How to Become a Personal Trainer
For 60-year-old fitness enthusiast John Leber, that dream became a reality about a year and a half ago, when he got his personal training certification.
Leber (pictured left) had always loved to exercise but didn't seriously consider personal training until after retirement.
His yoga instructor, inspired by his fitness level even after a string of injuries, urged Leber to consider training others. He shook off the advice, unsure he could do something so different from his previous job in telecommunications repair. The New Jersey retiree reconsidered a week later, however, after his gym instructor announced that the gym's owners were looking to hire members as trainers.
The coincidence was too great. "It's like God was talking to me," he says.
Leber studied, took a workshop and an exam, and within a couple of months got his Certified Personal Trainer certification from the National Academy of Sports Medicine (NASM).
Although personal training has been associated in the past with young bodybuilder types, a growing number of Americans are entering personal training as a second career, industry officials say.
About half (52 percent) of NASM's certified trainers are now over 35, according to the organization. More than half--57 percent--are women. And 75 percent are doing it part time, meaning 24 hours a week or less, NASM says, which was great for Leber, who was already collecting a pension but was bored to tears.
The average hourly pay for a personal trainer is $43.78, according to a 2008 survey by the International Health, Racquet & Sportsclub Association. However, in-demand trainers can earn as much as $160 an hour in major cities such as New York and Los Angeles, trainers say.
What's more, with the population aging, there's more demand for mature trainers who are familiar with the physical changes and common injuries that age can bring.
"My clients feel very much at home because I'm not a 24-year-old Adonis," says Neil Pire, 52, president of InsPire Training Systems in Ridgewood, N.J.
Getting into personal training is relatively easy. There are no professional licensing requirements for personal trainers, according to Tom Weede, who authored Entrepreneur Media's Start Your Own Personal Training Business guide.
That means anyone can hang out a shingle and start selling their services. But having the right credentials and certifications has become increasingly important, as consumers have become more savvy, says Pire.
Hundreds of organizations offer certifications, but only about a dozen are recognized by the National Commission for Certifying Agencies, the accreditation body of the National Organization for Competency Assurance, which sets quality standards for credentialing organizations.

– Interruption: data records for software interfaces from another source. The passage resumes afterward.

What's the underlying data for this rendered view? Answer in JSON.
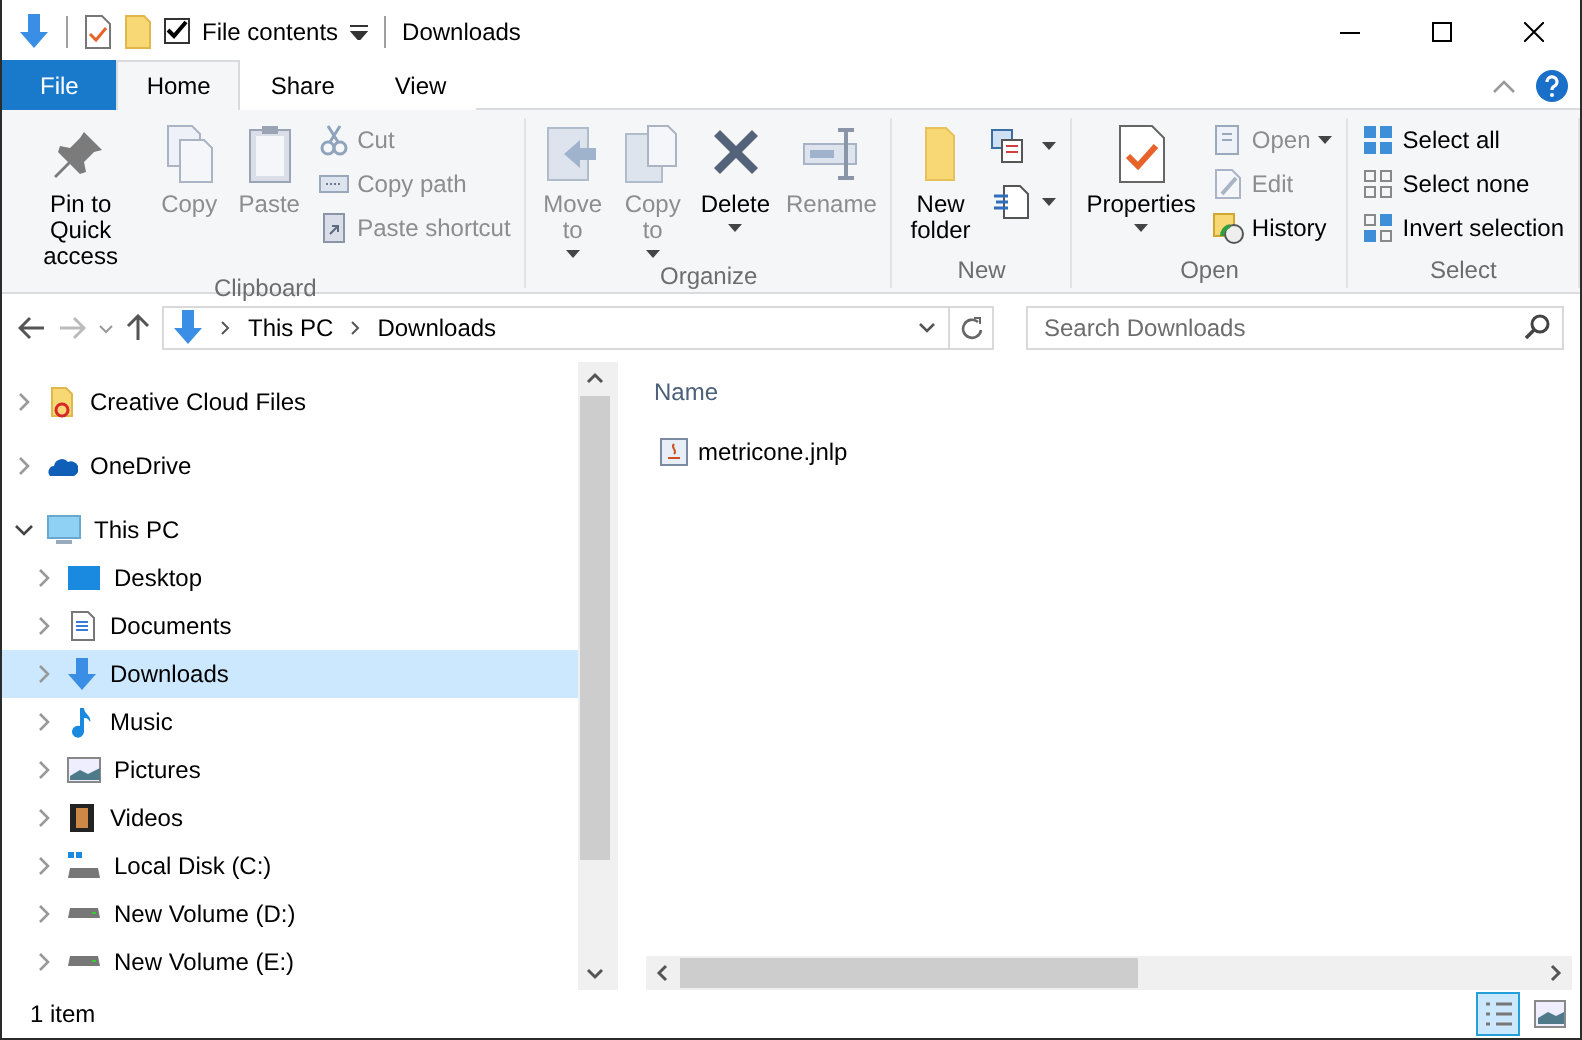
{
  "window": {
    "title": "Downloads"
  },
  "quick_access_toolbar": {
    "checkbox_label": "File contents",
    "checked": true
  },
  "ribbon_tabs": [
    {
      "label": "File",
      "kind": "file",
      "selected": false
    },
    {
      "label": "Home",
      "kind": "tab",
      "selected": true
    },
    {
      "label": "Share",
      "kind": "tab",
      "selected": false
    },
    {
      "label": "View",
      "kind": "tab",
      "selected": false
    }
  ],
  "ribbon_groups": [
    {
      "label": "Clipboard",
      "commands": [
        {
          "label": "Pin to Quick access",
          "kind": "large",
          "disabled": false,
          "dropdown": false
        },
        {
          "label": "Copy",
          "kind": "large",
          "disabled": true,
          "dropdown": false
        },
        {
          "label": "Paste",
          "kind": "large",
          "disabled": true,
          "dropdown": false
        },
        {
          "label": "Cut",
          "kind": "small",
          "disabled": true,
          "dropdown": false
        },
        {
          "label": "Copy path",
          "kind": "small",
          "disabled": true,
          "dropdown": false
        },
        {
          "label": "Paste shortcut",
          "kind": "small",
          "disabled": true,
          "dropdown": false
        }
      ]
    },
    {
      "label": "Organize",
      "commands": [
        {
          "label": "Move to",
          "kind": "large",
          "disabled": true,
          "dropdown": true
        },
        {
          "label": "Copy to",
          "kind": "large",
          "disabled": true,
          "dropdown": true
        },
        {
          "label": "Delete",
          "kind": "large",
          "disabled": false,
          "dropdown": true
        },
        {
          "label": "Rename",
          "kind": "large",
          "disabled": true,
          "dropdown": false
        }
      ]
    },
    {
      "label": "New",
      "commands": [
        {
          "label": "New folder",
          "kind": "large",
          "disabled": false,
          "dropdown": false
        },
        {
          "kind": "icon",
          "disabled": false,
          "dropdown": true
        },
        {
          "kind": "icon",
          "disabled": false,
          "dropdown": true
        }
      ]
    },
    {
      "label": "Open",
      "commands": [
        {
          "label": "Properties",
          "kind": "large",
          "disabled": false,
          "dropdown": true
        },
        {
          "label": "Open",
          "kind": "small",
          "disabled": true,
          "dropdown": true
        },
        {
          "label": "Edit",
          "kind": "small",
          "disabled": true,
          "dropdown": false
        },
        {
          "label": "History",
          "kind": "small",
          "disabled": false,
          "dropdown": false
        }
      ]
    },
    {
      "label": "Select",
      "commands": [
        {
          "label": "Select all",
          "kind": "small",
          "disabled": false,
          "dropdown": false
        },
        {
          "label": "Select none",
          "kind": "small",
          "disabled": false,
          "dropdown": false
        },
        {
          "label": "Invert selection",
          "kind": "small",
          "disabled": false,
          "dropdown": false
        }
      ]
    }
  ],
  "address_bar": {
    "breadcrumbs": [
      "This PC",
      "Downloads"
    ]
  },
  "search": {
    "placeholder": "Search Downloads"
  },
  "nav_pane": {
    "items": [
      {
        "label": "Creative Cloud Files",
        "expanded": false,
        "selected": false
      },
      {
        "label": "OneDrive",
        "expanded": false,
        "selected": false
      },
      {
        "label": "This PC",
        "expanded": true,
        "selected": false,
        "children": [
          {
            "label": "Desktop",
            "expanded": false,
            "selected": false
          },
          {
            "label": "Documents",
            "expanded": false,
            "selected": false
          },
          {
            "label": "Downloads",
            "expanded": false,
            "selected": true
          },
          {
            "label": "Music",
            "expanded": false,
            "selected": false
          },
          {
            "label": "Pictures",
            "expanded": false,
            "selected": false
          },
          {
            "label": "Videos",
            "expanded": false,
            "selected": false
          },
          {
            "label": "Local Disk (C:)",
            "expanded": false,
            "selected": false
          },
          {
            "label": "New Volume (D:)",
            "expanded": false,
            "selected": false
          },
          {
            "label": "New Volume (E:)",
            "expanded": false,
            "selected": false
          }
        ]
      }
    ]
  },
  "file_list": {
    "columns": [
      "Name"
    ],
    "files": [
      {
        "name": "metricone.jnlp"
      }
    ]
  },
  "status_bar": {
    "text": "1 item",
    "view_buttons": [
      {
        "selected": true
      },
      {
        "selected": false
      }
    ]
  }
}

The major certifying groups include:
Choosing one requires a little research. Some organizations offer only testing programs, while others provide training programs that lead to certification.
Most require certification in emergency cardiac care (CPR) or the Automated External Defibrillator (AED). And some offer specializations for working with certain populations, such as diabetics or pregnant women.
Before you choose, ask yourself these questions:
1. What are the requirements of the clubs or spas I am interested in working for? Many gym chains require certification through specific organizations.
2. What are my goals? And how much time to I have to devote to my training? Certain certifications and specializations require more study or training.
3. Who do I want to work with? Make sure the course work you are doing fits the needs of the audience you plan to serve, whether it's athletes looking to improve performance or injured seniors looking for rehabilitation.
Building Your Business
Once you've gotten certified, you can start building your business, either training people at their home or in a gym.
This is the hard part, trainers say. Many choose to work with a chain that will refer business, give them access to medical benefits and allow them to solicit clients on the gym floor.
In some cases, trainers can also sell memberships to earn extra income between sessions with clients, says Shari Aber-Corring, a 50-year-old trainer in Bergen County, N.J. Still, Aber-Corring says she had to work her day job as an attorney for almost a year before she could make a go of it.
"You work a lot of hours and don't sleep much," says Scott Ramsdell, a former Minneapolis police officer who became a personal trainer and now leads NASM's live workshops for certification.
For many, the job involves working a split shift--hitting the gym at 5 a.m., going home and then returning in the evening and closing up at night.
Of course, you won't spend that time hunched over a desk, which makes it easier to meet your fitness goals.
But you will have to be on the gym floor talking to people and offering advice to get people to sign up for your services, Aber-Corring says. Consequently, this career might not work for the very shy.
The payoff for this job, most agree, is in changing people's lives, either by helping increase their confidence or their quality of life.
Leber remembers one executive he coached who had four herniated lumbar discs and was finally able to go horseback riding with his daughter and play golf on vacation free of pain. Aber-Corring talks about helping a man in his 70s with neurological problems maintain his mobility.
"As our population ages, someone older does have an advantage," Aber-Corring says. "You can earn trust a little faster, and [clients] will listen to you because they know you're not going to tell them to lift 100 pounds over their head."
SecondAct contributor Melinda Fulmer writes regularly about issues of health and wealth for publications such as the Los Angeles Times and web portal MSN